Voices: Seeing the fruits of UNOPS labour
“When I visited a project helping communities to increase the value of their olive, almond and fig production in Morocco, an old woman told me the olive oil she was producing had less than 0.8 percent acidity. ‘It means my oil is extra virgin olive oil, the best type you can find,’ she said. Seeing the light in her eyes and hearing this woman, who was illiterate, talk about how proud she was made me feel so motivated.” -
Communications Assistant, Tunisia
"After 13 years of working at a few United Nations headquarters in Geneva, I decided to relocate to Tunisia. I am a Swiss and Tunisian national, so it made sense for me to reconnect with my roots, while working in an environment where I could feel more connected to the projects and those who benefit from them. I have been working for UNOPS in Tunisia for nearly two years now. I find it so exciting to work in a field office, where I can see the importance of what we do and how our initiatives change the lives of local people.
One of the projects that made a huge impression on me was the Fruit Tree Programme in Morocco, implemented by UNOPS with funding from the Millennium Challenge Corporation and in collaboration with the Government of Morocco. The project supported local people's production of higher-quality fruit, created new opportunities for rural youth, helped protect the environment and strengthened women's participation.

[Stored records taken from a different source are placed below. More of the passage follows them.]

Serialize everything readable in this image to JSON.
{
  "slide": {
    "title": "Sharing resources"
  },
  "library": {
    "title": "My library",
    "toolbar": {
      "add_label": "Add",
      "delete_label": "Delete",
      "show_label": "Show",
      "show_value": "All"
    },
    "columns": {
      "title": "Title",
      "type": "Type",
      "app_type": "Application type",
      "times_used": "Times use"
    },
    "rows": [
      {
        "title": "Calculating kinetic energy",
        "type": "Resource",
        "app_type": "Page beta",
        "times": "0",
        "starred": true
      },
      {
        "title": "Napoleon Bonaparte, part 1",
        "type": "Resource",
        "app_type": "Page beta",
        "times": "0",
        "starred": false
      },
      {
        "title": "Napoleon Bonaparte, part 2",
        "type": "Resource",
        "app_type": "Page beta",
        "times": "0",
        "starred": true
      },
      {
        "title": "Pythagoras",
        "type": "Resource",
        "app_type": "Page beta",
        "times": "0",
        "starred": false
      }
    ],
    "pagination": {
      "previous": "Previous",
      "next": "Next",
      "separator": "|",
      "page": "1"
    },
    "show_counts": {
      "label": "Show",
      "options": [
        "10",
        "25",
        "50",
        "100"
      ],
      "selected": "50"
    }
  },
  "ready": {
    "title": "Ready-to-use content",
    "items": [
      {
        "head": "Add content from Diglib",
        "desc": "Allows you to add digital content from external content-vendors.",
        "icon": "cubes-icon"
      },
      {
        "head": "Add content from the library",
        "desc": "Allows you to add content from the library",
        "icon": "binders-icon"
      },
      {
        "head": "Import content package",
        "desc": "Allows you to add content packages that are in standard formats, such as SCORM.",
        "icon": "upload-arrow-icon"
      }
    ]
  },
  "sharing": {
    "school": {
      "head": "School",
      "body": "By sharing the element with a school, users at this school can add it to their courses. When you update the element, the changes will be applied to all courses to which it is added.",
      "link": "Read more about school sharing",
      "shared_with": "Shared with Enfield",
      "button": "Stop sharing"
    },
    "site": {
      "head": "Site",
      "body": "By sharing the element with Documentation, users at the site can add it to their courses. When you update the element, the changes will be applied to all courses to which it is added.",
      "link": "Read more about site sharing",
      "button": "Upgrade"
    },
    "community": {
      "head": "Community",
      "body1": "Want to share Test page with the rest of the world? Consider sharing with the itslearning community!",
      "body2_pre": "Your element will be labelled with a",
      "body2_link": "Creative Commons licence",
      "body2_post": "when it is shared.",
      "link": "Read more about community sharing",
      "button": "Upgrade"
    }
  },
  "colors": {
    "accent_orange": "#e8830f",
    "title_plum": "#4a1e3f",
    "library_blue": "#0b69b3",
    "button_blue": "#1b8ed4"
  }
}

Through the project, about 1,800 women participated in fruit cultivation and marketing training, and 29 women's cooperatives were created – a huge feat considering the conservative area in which we were working. Many of the people were illiterate and living in basic conditions.The women and men did not mix because of cultural traditions, and agricultural work was mostly performed by men. To get around these challenges, our project managers had to convince influential people in the communities to allow women to participate.
Another thing that inspires me is the fact that UNOPS always considers sustainability from the very inception of a project through to its closure. The olives, almonds and figs project included the whole family, meaning it was not only the fathers who were taught better agricultural techniques, but also their wives, daughters and sons. This means that when the children grow up, they can continue their family's good work.
In addition to Morocco, our office supports projects in Tunisia, Libya, Egypt, and Algeria, and as Communications Assistant, it is my job to raise awareness of our activities and projects. In the wake of the Arab Spring, the region's transition brings many new challenges and opportunities. Since the revolution, and the time when I used to live in Tunisia, I have noticed a real change in people's ability to express themselves, and talk about problems in the media and other public forums.
Some of my friends were surprised that I moved back to Tunisia, but I'm really happy to be here with my two daughters and family, to be able to appreciate simple things like drinking fresh orange juice on a terrace and enjoying the sunshine. While I delight in the relaxed and pleasant way of life, having been in Europe for so many years means that I occasionally get frustrated with some of the cultural differences. But I have promised myself not to criticize, because I have not come here to change anyone's mentality. I am adapting slowly and reconnecting with my roots."